Copy each line that contains the string "folder", taking them from the material.

● DATA RECORDS:
━━━
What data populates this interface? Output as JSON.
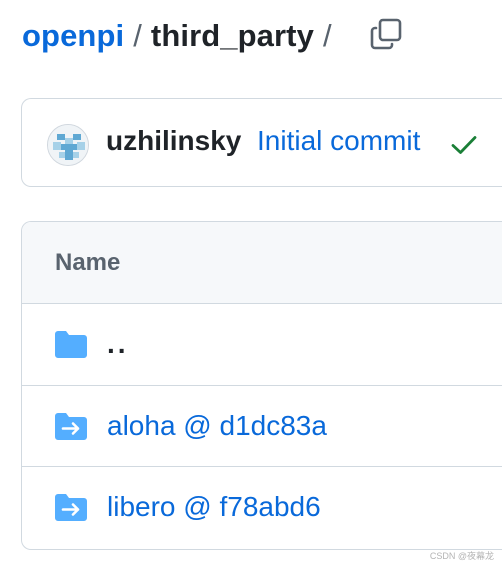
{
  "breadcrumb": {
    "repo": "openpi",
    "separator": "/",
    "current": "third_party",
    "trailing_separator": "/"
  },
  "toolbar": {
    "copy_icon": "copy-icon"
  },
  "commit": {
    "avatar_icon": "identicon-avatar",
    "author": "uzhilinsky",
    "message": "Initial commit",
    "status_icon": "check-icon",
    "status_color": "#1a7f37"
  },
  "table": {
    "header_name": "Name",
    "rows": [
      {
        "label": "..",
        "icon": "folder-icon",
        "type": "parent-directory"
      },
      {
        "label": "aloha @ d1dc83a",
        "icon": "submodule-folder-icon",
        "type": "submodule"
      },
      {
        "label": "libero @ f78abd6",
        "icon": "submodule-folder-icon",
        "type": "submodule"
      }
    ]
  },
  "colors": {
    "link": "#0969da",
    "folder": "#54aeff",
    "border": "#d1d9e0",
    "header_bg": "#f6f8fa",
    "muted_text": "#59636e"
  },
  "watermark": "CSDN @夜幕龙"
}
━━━
● REPLY:
        "icon": "folder-icon",
        "icon": "submodule-folder-icon",
        "icon": "submodule-folder-icon",
    "folder": "#54aeff",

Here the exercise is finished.